thrash about on the bed for days on end," said Davis. "The lucky ones were the ones that
lasted three or four days. The typical time of death would be about nine days."

It was an "extremely painful, excruciating death," he lamented.

After Massengill started getting reports about the deaths, the company issued a recall
telegram to pharmacists and physicians.

But the recall notice failed to warn that the elixir was lethal.

One of the pharmacists who received the recall telegram was Archie Calhoun's brother,
Graham, who quickly alerted the Mount Olive physician about the recall.

But for at least six of Calhoun's patients, including his friend, it was too late.

"Most of the time he was out on the road day and night tending to his patients," said
Davis. "He could not sleep, he could not eat. He is taking urine samples, he is taking
blood samples, he is trying to do the best that he can for them. But to his credit, he does
not try to deny any responsibility. If he knew his patients were going to die, he was going
to be honest with them and tell them that, because he thought they deserved to know."

FDA, an agency with little regulatory power in the 1930s, was alerted to the Elixir
Sulfanilamide deaths by an anonymous tip, Davis said.

When agency inspectors visited Massengill's plant in Bristol, he said, chemist Watkins
seemed unaware of the deaths associated with the company's new drug and aloof to the
problems the elixir had caused.

FDA demanded that Massengill send a second, more strongly worded recall telegraph
notice that warned that Elixir Sulfanilamide "may be dangerous to life."

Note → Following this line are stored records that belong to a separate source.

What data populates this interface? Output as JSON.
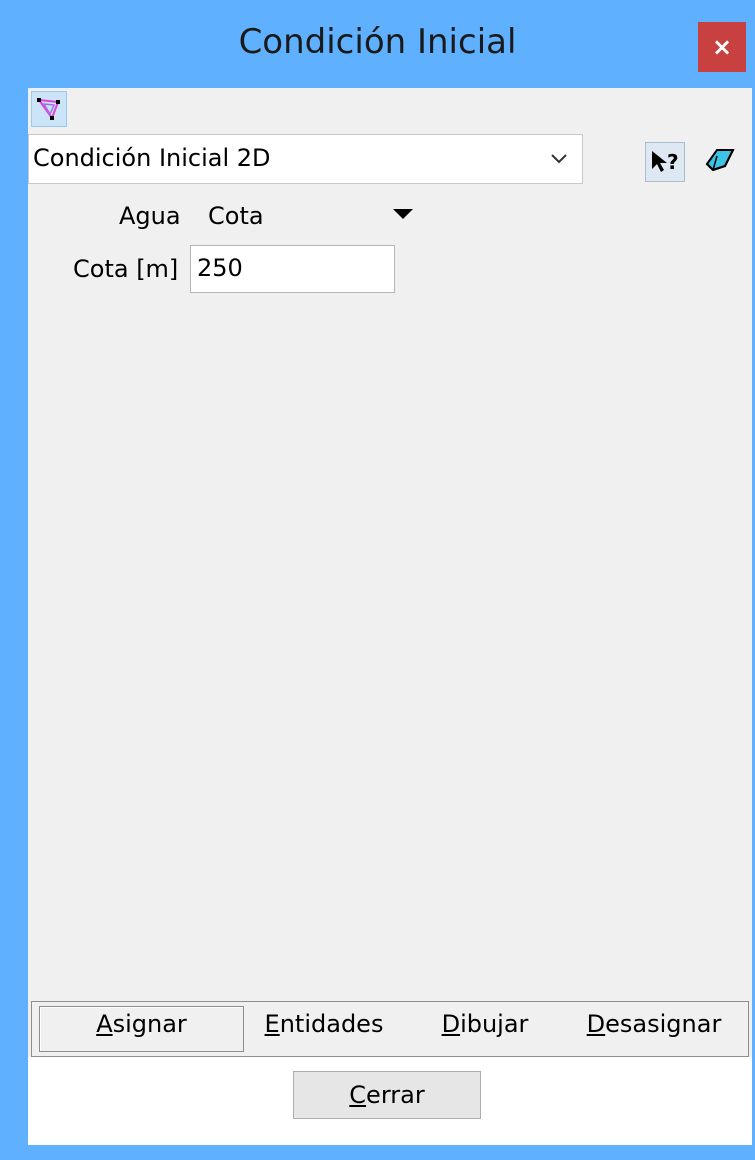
{
  "window": {
    "title": "Condición Inicial",
    "close_glyph": "×"
  },
  "toolbar": {
    "tool_icon": "draw-polygon-icon"
  },
  "condition_select": {
    "value": "Condición Inicial 2D"
  },
  "side_icons": {
    "help": "help-pointer-icon",
    "eraser": "eraser-icon"
  },
  "fields": {
    "agua_label": "Agua",
    "agua_value": "Cota",
    "cota_label": "Cota [m]",
    "cota_value": "250"
  },
  "tabs": [
    {
      "label_mnemonic": "A",
      "label_rest": "signar"
    },
    {
      "label_mnemonic": "E",
      "label_rest": "ntidades"
    },
    {
      "label_mnemonic": "D",
      "label_rest": "ibujar"
    },
    {
      "label_mnemonic": "D",
      "label_rest": "esasignar"
    }
  ],
  "footer": {
    "close_mnemonic": "C",
    "close_rest": "errar"
  },
  "colors": {
    "frame": "#5fb0ff",
    "close": "#c84140",
    "client": "#f0f0f0"
  }
}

After FDA's inspection of Massengill's manufacturing facility, the drug maker's attorney,
who was owner Sam Massengill's son-in-law, stated in Tulsa that the company had made
thorough and complete clinical tests before putting Elixir Sulfanilamide on the market,
and it was conducting further testing of the drug, according to the documentary film.

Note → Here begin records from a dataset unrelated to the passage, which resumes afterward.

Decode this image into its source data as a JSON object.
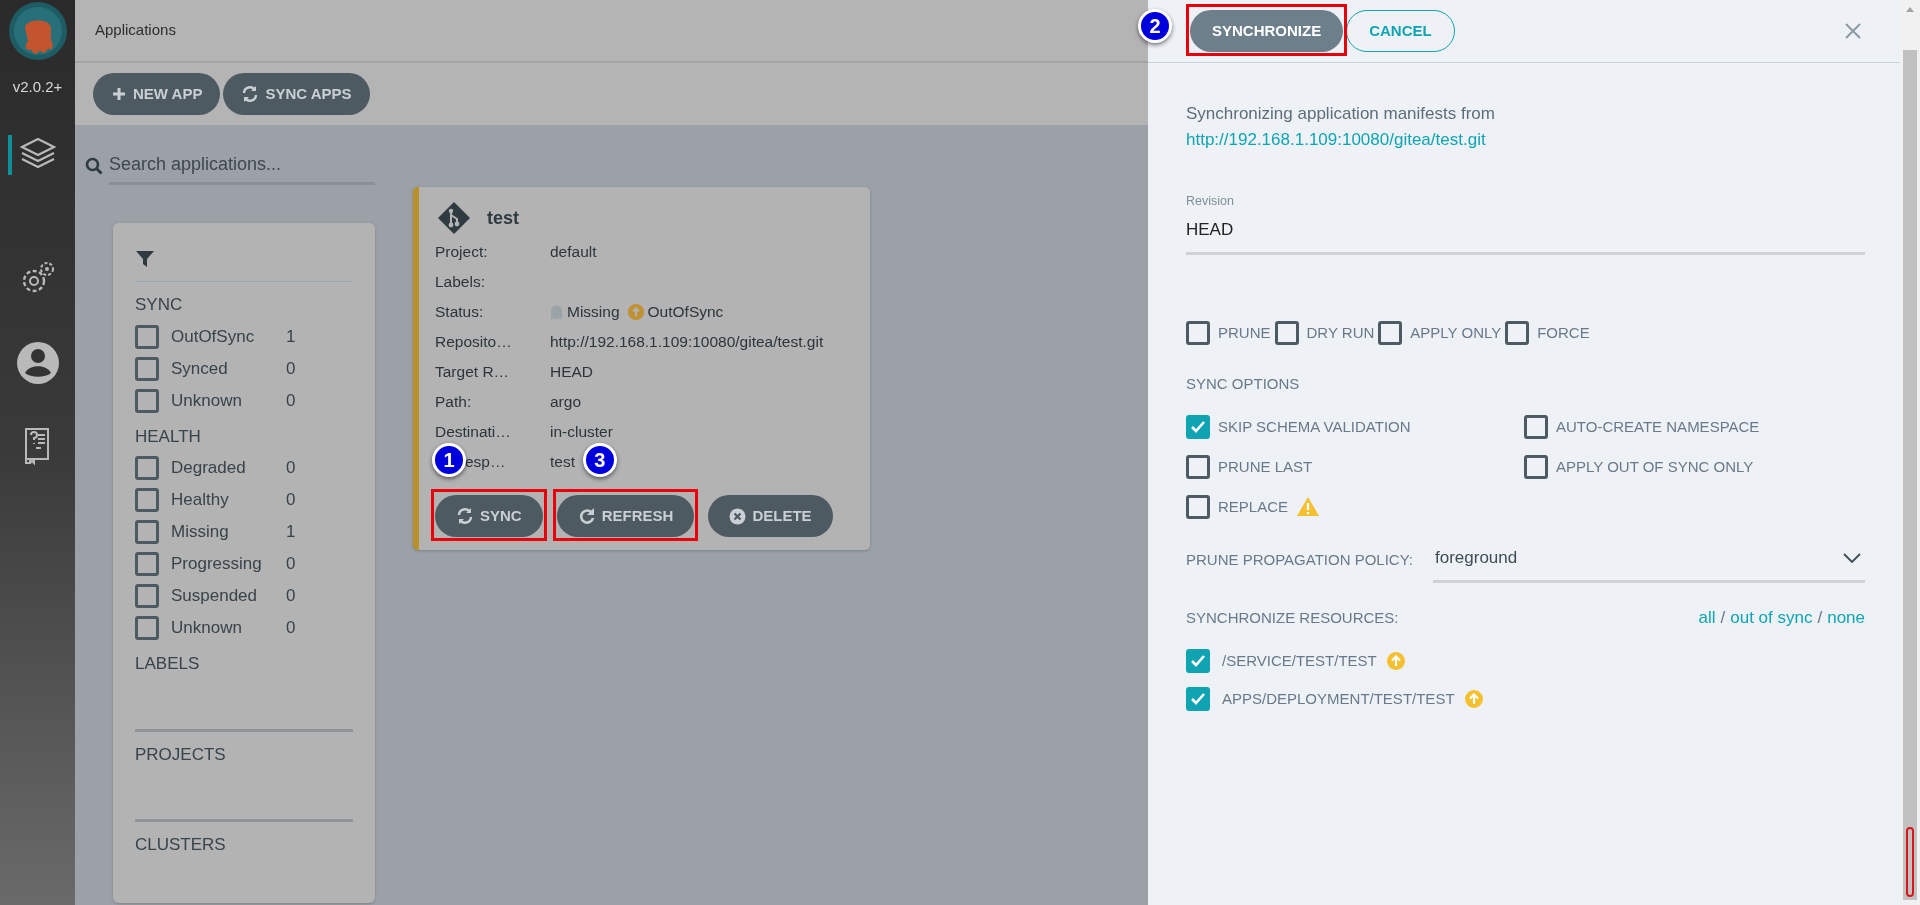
{
  "sidebar": {
    "version": "v2.0.2+",
    "items": [
      {
        "kind": "apps",
        "selected": true
      },
      {
        "kind": "settings",
        "selected": false
      },
      {
        "kind": "user",
        "selected": false
      },
      {
        "kind": "docs",
        "selected": false
      }
    ]
  },
  "header": {
    "title": "Applications"
  },
  "toolbar": {
    "buttons": [
      {
        "kind": "plus",
        "label": "NEW APP"
      },
      {
        "kind": "sync",
        "label": "SYNC APPS"
      }
    ]
  },
  "search": {
    "placeholder": "Search applications..."
  },
  "filters": {
    "sections": [
      {
        "title": "SYNC",
        "items": [
          {
            "label": "OutOfSync",
            "count": "1",
            "checked": false
          },
          {
            "label": "Synced",
            "count": "0",
            "checked": false
          },
          {
            "label": "Unknown",
            "count": "0",
            "checked": false
          }
        ]
      },
      {
        "title": "HEALTH",
        "items": [
          {
            "label": "Degraded",
            "count": "0",
            "checked": false
          },
          {
            "label": "Healthy",
            "count": "0",
            "checked": false
          },
          {
            "label": "Missing",
            "count": "1",
            "checked": false
          },
          {
            "label": "Progressing",
            "count": "0",
            "checked": false
          },
          {
            "label": "Suspended",
            "count": "0",
            "checked": false
          },
          {
            "label": "Unknown",
            "count": "0",
            "checked": false
          }
        ]
      },
      {
        "title": "LABELS"
      },
      {
        "title": "PROJECTS"
      },
      {
        "title": "CLUSTERS"
      }
    ]
  },
  "app_card": {
    "name": "test",
    "fields": [
      {
        "label": "Project:",
        "value": "default"
      },
      {
        "label": "Labels:"
      },
      {
        "label": "Status:",
        "kind": "status",
        "health": "Missing",
        "sync": "OutOfSync"
      },
      {
        "label": "Reposito…",
        "value": "http://192.168.1.109:10080/gitea/test.git"
      },
      {
        "label": "Target R…",
        "value": "HEAD"
      },
      {
        "label": "Path:",
        "value": "argo"
      },
      {
        "label": "Destinati…",
        "value": "in-cluster"
      },
      {
        "label": "esp…",
        "value": "test",
        "obscured": true
      }
    ],
    "buttons": [
      {
        "kind": "sync",
        "label": "SYNC",
        "highlighted": true,
        "marker": "1"
      },
      {
        "kind": "refresh",
        "label": "REFRESH",
        "highlighted": true,
        "marker": "3"
      },
      {
        "kind": "delete",
        "label": "DELETE",
        "highlighted": false
      }
    ]
  },
  "sync_panel": {
    "buttons": [
      {
        "kind": "primary",
        "label": "SYNCHRONIZE",
        "highlighted": true,
        "marker": "2"
      },
      {
        "kind": "outline",
        "label": "CANCEL",
        "highlighted": false
      }
    ],
    "intro": "Synchronizing application manifests from",
    "repo_url": "http://192.168.1.109:10080/gitea/test.git",
    "revision": {
      "label": "Revision",
      "value": "HEAD"
    },
    "options": [
      {
        "label": "PRUNE",
        "checked": false
      },
      {
        "label": "DRY RUN",
        "checked": false
      },
      {
        "label": "APPLY ONLY",
        "checked": false
      },
      {
        "label": "FORCE",
        "checked": false
      }
    ],
    "sync_options_title": "SYNC OPTIONS",
    "sync_options": [
      {
        "label": "SKIP SCHEMA VALIDATION",
        "checked": true
      },
      {
        "label": "AUTO-CREATE NAMESPACE",
        "checked": false
      },
      {
        "label": "PRUNE LAST",
        "checked": false
      },
      {
        "label": "APPLY OUT OF SYNC ONLY",
        "checked": false
      },
      {
        "label": "REPLACE",
        "checked": false,
        "warning": true
      }
    ],
    "prune_policy": {
      "label": "PRUNE PROPAGATION POLICY:",
      "value": "foreground"
    },
    "resources_title": "SYNCHRONIZE RESOURCES:",
    "selectors": [
      {
        "kind": "link",
        "text": "all"
      },
      {
        "kind": "separator",
        "text": "/"
      },
      {
        "kind": "link",
        "text": "out of sync"
      },
      {
        "kind": "separator",
        "text": "/"
      },
      {
        "kind": "link",
        "text": "none"
      }
    ],
    "resources": [
      {
        "name": "/SERVICE/TEST/TEST",
        "checked": true,
        "out_of_sync": true
      },
      {
        "name": "APPS/DEPLOYMENT/TEST/TEST",
        "checked": true,
        "out_of_sync": true
      }
    ]
  }
}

But FDA determined that there had been no clinical tests, and the agency found no
evidence that Massengill was conducting new tests with the drug.

However, federal inspectors had little legal authority to take action against Massengill.

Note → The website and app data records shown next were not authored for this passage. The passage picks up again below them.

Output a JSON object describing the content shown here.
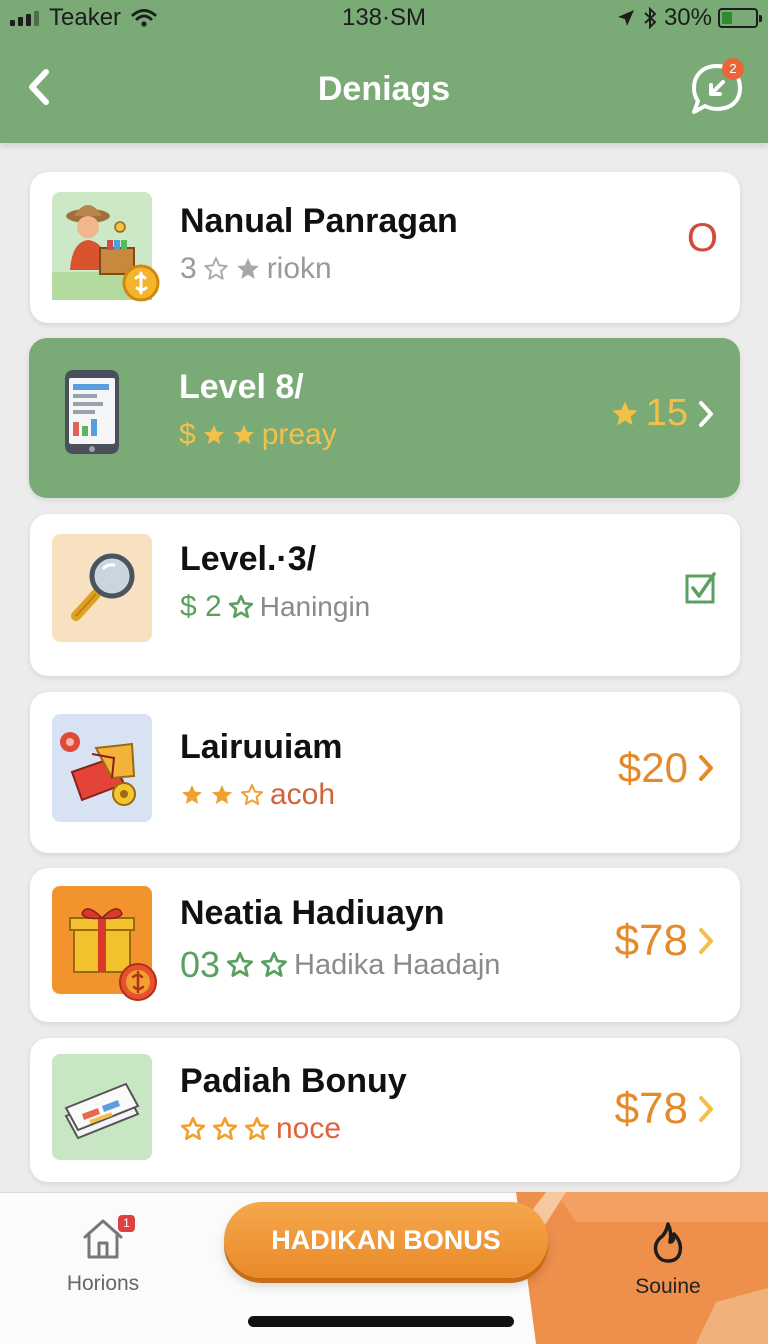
{
  "status_bar": {
    "carrier": "Teaker",
    "time": "138·SM",
    "battery": "30%",
    "battery_level": 0.3,
    "icons": [
      "signal-icon",
      "wifi-icon",
      "location-arrow-icon",
      "bluetooth-icon",
      "battery-icon"
    ]
  },
  "header": {
    "title": "Deniags",
    "back_icon": "chevron-left-icon",
    "chat_icon": "chat-bubble-icon",
    "chat_badge": "2"
  },
  "colors": {
    "header_green": "#7aab76",
    "star_orange": "#f0a030",
    "price_orange": "#e58a2a",
    "green_text": "#5aa060",
    "red_text": "#d24b3a",
    "muted_gray": "#9a9a9a"
  },
  "rows": [
    {
      "name": "Nanual Panragan",
      "prefix": "3",
      "rating": 2,
      "rating_max": 2,
      "note": "riokn",
      "value": "O",
      "active": false,
      "icon": "farmer-icon"
    },
    {
      "name": "Level 8/",
      "prefix": "$",
      "rating": 2,
      "rating_max": 2,
      "note": "preay",
      "value": "15",
      "active": true,
      "icon": "phone-icon"
    },
    {
      "name": "Level.·3/",
      "prefix": "$ 2",
      "rating": 1,
      "rating_max": 1,
      "note": "Haningin",
      "value": "",
      "active": false,
      "icon": "magnifier-icon"
    },
    {
      "name": "Lairuuiam",
      "prefix": "",
      "rating": 2,
      "rating_max": 3,
      "note": "acoh",
      "value": "$20",
      "active": false,
      "icon": "gift-box-icon"
    },
    {
      "name": "Neatia Hadiuayn",
      "prefix": "03",
      "rating": 2,
      "rating_max": 2,
      "note": "Hadika Haadajn",
      "value": "$78",
      "active": false,
      "icon": "present-icon"
    },
    {
      "name": "Padiah Bonuy",
      "prefix": "",
      "rating": 0,
      "rating_max": 3,
      "note": "noce",
      "value": "$78",
      "active": false,
      "icon": "ticket-stack-icon"
    }
  ],
  "bottom_nav": {
    "home_label": "Horions",
    "home_badge": "1",
    "bonus_label": "HADIKAN BONUS",
    "right_label": "Souine"
  }
}
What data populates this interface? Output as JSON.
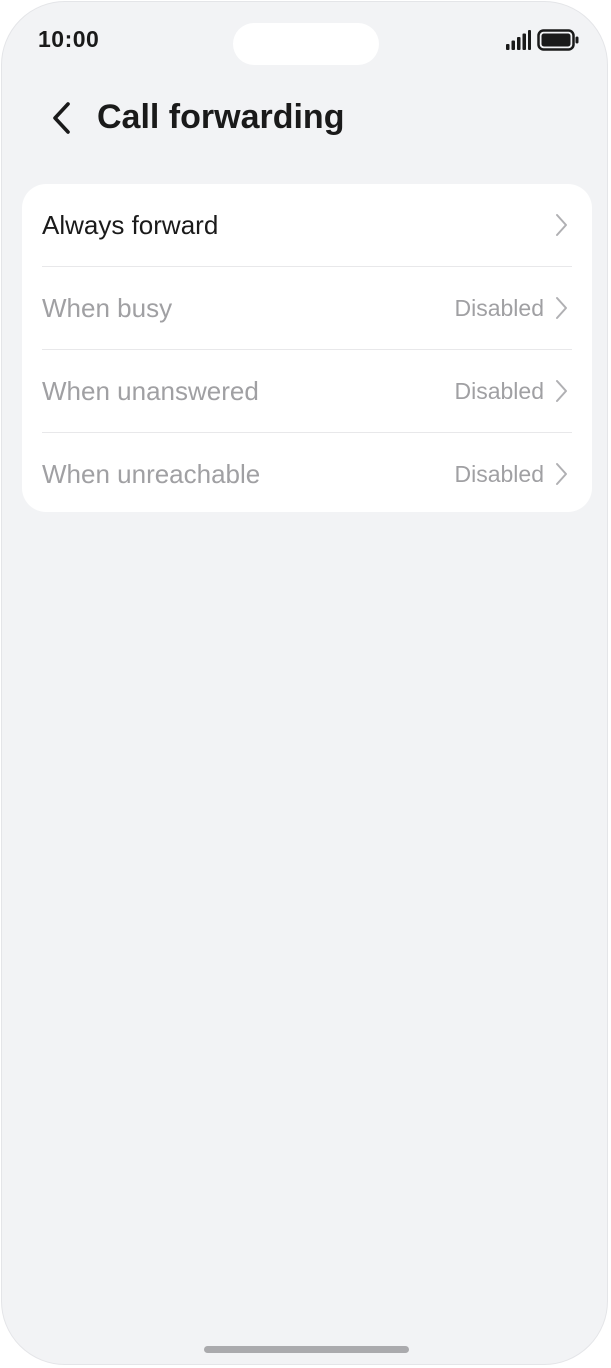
{
  "status_bar": {
    "time": "10:00",
    "signal_icon": "signal-bars-icon",
    "battery_icon": "battery-full-icon"
  },
  "nav": {
    "back_icon": "chevron-left-icon",
    "title": "Call forwarding"
  },
  "options": [
    {
      "label": "Always forward",
      "value": "",
      "enabled": true
    },
    {
      "label": "When busy",
      "value": "Disabled",
      "enabled": false
    },
    {
      "label": "When unanswered",
      "value": "Disabled",
      "enabled": false
    },
    {
      "label": "When unreachable",
      "value": "Disabled",
      "enabled": false
    }
  ],
  "colors": {
    "background": "#f2f3f5",
    "card": "#ffffff",
    "text_primary": "#1a1a1a",
    "text_disabled": "#a0a0a3"
  }
}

Efforts to pass legislation that would strengthen FDA's regulatory authority had been
stalled in Congress for years, the documentary's narrator asserted in the one-hour film.

FDA investigators seized Massengill's elixir on a weak charge of misbranding, because

an elixir is supposed to contain alcohol and the company's product contained none.

On October 19, 1937, FDA undertook its largest operation at the time to collect every
bottle of the lethal elixir.

But patients who lived in remote parts of the South and beyond the reach of radio
bulletins that warned about the dangers of the drug, continued to take Elixir
Sulfanilamide as prescribed by their physicians.

An additional complication for FDA inspectors was the fact that some pharmacists sold
the drug without a prescription, the documentary stated.

Before all of the bottles of the drug were found, 107 people had died.

Sam Massengill was charged on more than 170 counts of misbranding. The court fined
him $26,000—the highest amount possible at the time.

An Oklahoma mother, whose daughter died nine days after taking Elixir Sulfanilamide,
wrote a letter to President Roosevelt about her daughter's death.
Davis said that "legend has it" that First Lady Eleanor Roosevelt read the letter.

"She could galvanize all sorts of support for an issue that she truly believed in," he said.

The letter was released to the media, and the "languishing" legislation that would give
FDA more authority received wide public support, Davis said.

Within six months of the Elixir Sulfanilamide tragedy, Congress passed the Food, Drug,
and Cosmetic Act of 1938, which requires FDA to certify the safety of new drugs before
they are put on the market.

"Elixir Sulfanilamide changed the way people look at medicines," said FDA's Swann.
"People are more aware, more conscious, more careful, and they also expect more from
the companies that provide pharmaceuticals. And they certainly expect to be protected by
the government."

Massengill's chemist, Harold Watkins, was later fired. He died of a self-inflicted gunshot
wound while cleaning his handgun. It is unknown whether he committed suicide or if the
death was an accident.

—Donna Young